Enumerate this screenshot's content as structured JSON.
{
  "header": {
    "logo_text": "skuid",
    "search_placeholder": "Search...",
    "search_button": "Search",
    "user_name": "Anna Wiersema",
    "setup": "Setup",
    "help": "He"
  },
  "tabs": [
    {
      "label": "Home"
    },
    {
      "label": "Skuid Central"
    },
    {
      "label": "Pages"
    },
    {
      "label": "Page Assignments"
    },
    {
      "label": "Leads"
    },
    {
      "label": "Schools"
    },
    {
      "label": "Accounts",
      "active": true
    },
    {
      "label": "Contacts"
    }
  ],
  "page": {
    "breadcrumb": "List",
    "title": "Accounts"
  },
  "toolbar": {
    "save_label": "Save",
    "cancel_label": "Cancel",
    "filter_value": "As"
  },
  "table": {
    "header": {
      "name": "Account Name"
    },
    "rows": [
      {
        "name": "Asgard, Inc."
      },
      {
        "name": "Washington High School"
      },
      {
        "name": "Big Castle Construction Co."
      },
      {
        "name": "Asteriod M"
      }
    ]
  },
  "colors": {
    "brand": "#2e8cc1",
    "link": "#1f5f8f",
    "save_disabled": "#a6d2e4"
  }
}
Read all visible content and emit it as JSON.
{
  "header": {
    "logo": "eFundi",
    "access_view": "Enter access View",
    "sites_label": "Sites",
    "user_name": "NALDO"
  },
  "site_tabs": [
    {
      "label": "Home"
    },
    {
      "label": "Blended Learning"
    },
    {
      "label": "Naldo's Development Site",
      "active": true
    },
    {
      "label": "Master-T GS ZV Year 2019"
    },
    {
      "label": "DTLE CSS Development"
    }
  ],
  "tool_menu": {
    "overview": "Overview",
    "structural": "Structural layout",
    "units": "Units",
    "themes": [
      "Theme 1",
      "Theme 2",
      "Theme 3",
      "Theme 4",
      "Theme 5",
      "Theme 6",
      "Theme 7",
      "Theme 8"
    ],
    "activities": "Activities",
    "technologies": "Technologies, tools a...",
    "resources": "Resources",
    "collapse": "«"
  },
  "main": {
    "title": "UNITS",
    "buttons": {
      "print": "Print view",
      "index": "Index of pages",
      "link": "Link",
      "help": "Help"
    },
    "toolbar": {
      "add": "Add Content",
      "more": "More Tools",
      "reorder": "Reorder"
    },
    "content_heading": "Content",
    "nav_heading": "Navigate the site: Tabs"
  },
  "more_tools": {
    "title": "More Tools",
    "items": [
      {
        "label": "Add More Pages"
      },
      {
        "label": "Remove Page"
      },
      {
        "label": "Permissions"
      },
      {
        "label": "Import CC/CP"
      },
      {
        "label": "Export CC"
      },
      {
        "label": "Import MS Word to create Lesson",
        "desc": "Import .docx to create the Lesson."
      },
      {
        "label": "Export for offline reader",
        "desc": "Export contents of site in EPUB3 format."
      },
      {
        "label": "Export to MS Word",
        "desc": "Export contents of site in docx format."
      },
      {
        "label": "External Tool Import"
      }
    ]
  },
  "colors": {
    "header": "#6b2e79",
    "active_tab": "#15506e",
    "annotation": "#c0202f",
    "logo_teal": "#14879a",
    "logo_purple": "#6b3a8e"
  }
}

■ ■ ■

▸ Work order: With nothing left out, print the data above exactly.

▸ Answer section:
Enumerate this screenshot's content as structured JSON.
{
  "header": {
    "logo_text": "skuid",
    "search_placeholder": "Search...",
    "search_button": "Search",
    "user_name": "Anna Wiersema",
    "setup": "Setup",
    "help": "He"
  },
  "tabs": [
    {
      "label": "Home"
    },
    {
      "label": "Skuid Central"
    },
    {
      "label": "Pages"
    },
    {
      "label": "Page Assignments"
    },
    {
      "label": "Leads"
    },
    {
      "label": "Schools"
    },
    {
      "label": "Accounts",
      "active": true
    },
    {
      "label": "Contacts"
    }
  ],
  "page": {
    "breadcrumb": "List",
    "title": "Accounts"
  },
  "toolbar": {
    "save_label": "Save",
    "cancel_label": "Cancel",
    "filter_value": "As"
  },
  "table": {
    "header": {
      "name": "Account Name"
    },
    "rows": [
      {
        "name": "Asgard, Inc."
      },
      {
        "name": "Washington High School"
      },
      {
        "name": "Big Castle Construction Co."
      },
      {
        "name": "Asteriod M"
      }
    ]
  },
  "colors": {
    "brand": "#2e8cc1",
    "link": "#1f5f8f",
    "save_disabled": "#a6d2e4"
  }
}
Read all visible content and emit it as JSON.
{
  "header": {
    "logo": "eFundi",
    "access_view": "Enter access View",
    "sites_label": "Sites",
    "user_name": "NALDO"
  },
  "site_tabs": [
    {
      "label": "Home"
    },
    {
      "label": "Blended Learning"
    },
    {
      "label": "Naldo's Development Site",
      "active": true
    },
    {
      "label": "Master-T GS ZV Year 2019"
    },
    {
      "label": "DTLE CSS Development"
    }
  ],
  "tool_menu": {
    "overview": "Overview",
    "structural": "Structural layout",
    "units": "Units",
    "themes": [
      "Theme 1",
      "Theme 2",
      "Theme 3",
      "Theme 4",
      "Theme 5",
      "Theme 6",
      "Theme 7",
      "Theme 8"
    ],
    "activities": "Activities",
    "technologies": "Technologies, tools a...",
    "resources": "Resources",
    "collapse": "«"
  },
  "main": {
    "title": "UNITS",
    "buttons": {
      "print": "Print view",
      "index": "Index of pages",
      "link": "Link",
      "help": "Help"
    },
    "toolbar": {
      "add": "Add Content",
      "more": "More Tools",
      "reorder": "Reorder"
    },
    "content_heading": "Content",
    "nav_heading": "Navigate the site: Tabs"
  },
  "more_tools": {
    "title": "More Tools",
    "items": [
      {
        "label": "Add More Pages"
      },
      {
        "label": "Remove Page"
      },
      {
        "label": "Permissions"
      },
      {
        "label": "Import CC/CP"
      },
      {
        "label": "Export CC"
      },
      {
        "label": "Import MS Word to create Lesson",
        "desc": "Import .docx to create the Lesson."
      },
      {
        "label": "Export for offline reader",
        "desc": "Export contents of site in EPUB3 format."
      },
      {
        "label": "Export to MS Word",
        "desc": "Export contents of site in docx format."
      },
      {
        "label": "External Tool Import"
      }
    ]
  },
  "colors": {
    "header": "#6b2e79",
    "active_tab": "#15506e",
    "annotation": "#c0202f",
    "logo_teal": "#14879a",
    "logo_purple": "#6b3a8e"
  }
}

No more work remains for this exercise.